The secretary of the Army announced an advanced manufacturing policy this week that looks to use technologies like 3D-printing, robotics, artificial intelligence and composite materials to change everything from how soldiers fix equipment in the field, to how much their weapon systems weigh.
As opposed to an armor brigade combat team requesting replacement parts from a warehouse 1,000 miles away, troops could eventually have a 3D-printer churning them out inside the Conex box of a sustainment brigade, putting an Abrams tank back into the fight faster and cheaper.
Army Secretary Ryan D. McCarthy said the initiative he signed will put strategic guidance out to the service and industry partners to indicate that Army leaders will be putting the resources, people and funding into advanced manufacturing technology in future funding plans.
“We’re already doing it in 2021, but we needed to get more aggressive so we could have a comprehensive approach,” McCarthy told Army Times.
The Army has had some success in looking at advanced manufacturing concepts, such as the work done in 3D-printing at Rock Island Arsenal, Illinois, where a Center of Excellence for Advanced and Additive Manufacturing was stood up in May.
“We want to now tie that with all the research and development efforts that we have with Army Futures Command, bring [Army Materiel Command] together,” McCarthy said. “Dr. [Bruce D.] Jette, our acquisition executive, puts this policy together, works with industry to have a more comprehensive approach.”
What does advance manufacturing look like?
Additive manufacturing, also known as 3D printing, composite materials and machine learning have already brought a new industrial revolution to private industry, according to Dr. Alexis L. Ross, a deputy assistant Army secretary for strategy and acquisition reform.
“This is a significant step forward in manufacturing and design,” Ross said, recalling one of the times she visited an Army vendor’s facilities where they were developing composite materials.
“An interesting composite material where they were taking silicon and metal and essentially fusing it together,” she said. “And that silicon-metal composite ends up being flexible, light weight, resilient, heat resistant … it’s got these combinations of great physical properties.”
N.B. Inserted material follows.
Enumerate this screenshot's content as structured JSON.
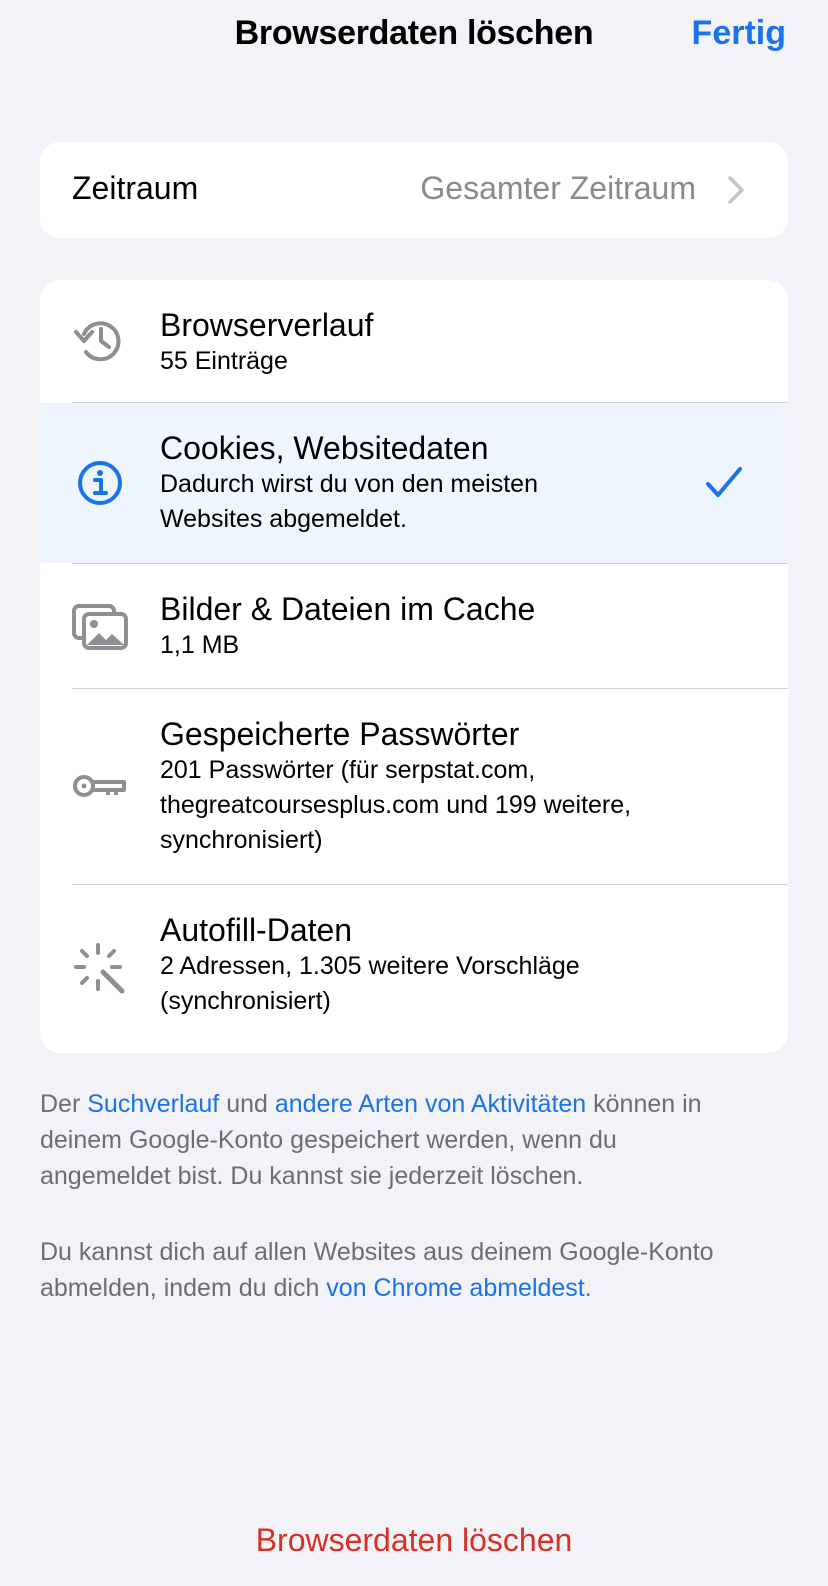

This technology is already available today in the civilian world. A Boeing 737 flying commercially can have parts throughout the airframe that are 3D printed.
Other services, like the Air Force, are already doing this as well.
If private industry and the Air Force can put 3D-printed parts into their aircraft, “why can’t we put that on a ground combat vehicle?” McCarthy said.
So what does it mean for brigade combat teams?
Army leaders hope advanced manufacturing will have two key benefits.
First, it’s expected to reduce the cost of equipment and parts: “If you can produce them much faster, and have them on hand, you can reduce costs because you can be lighter,” McCarthy said.
Second, the technology could significantly enhance the Army’s logistics train, helping its forces fight further away from the U.S. industrial base.
“If you had an expeditionary capability, for example, to print parts, you’d be able to extend the range of a brigade combat team,” McCarthy said. “Their ability to replace parts quickly, doing it within hours, as supposed to weeks. … There’s an immediate return where you can put it in to tactical formations.”
The effort could also help increase operational rates for legacy equipment by shortening the supply chain back to the manufacturer, which may or may not have the right spare parts immediately available.
Those parts, thanks to things like composite materials, could also weigh substantially less.
“A key principle in manufacturing weapons systems is how do you find ways to reduce the weight of the weapon system so it is faster and it can carry more weapons or avionics payloads, because you reduced the weight of parts,” McCarthy said.
Moving forward on advanced manufacturing is necessary to keep pace with the United States’ peer adversaries, namely China, according to Ross.
“China has been investing significantly,” she said. “They’re predicted to be the largest user of robotics in production by the year 2025. They just bought 400,000 3D-printers and they’re putting them in every elementary school in the next two years.
“If we don’t start taking action, we will fall behind and we need to catch up,” she added.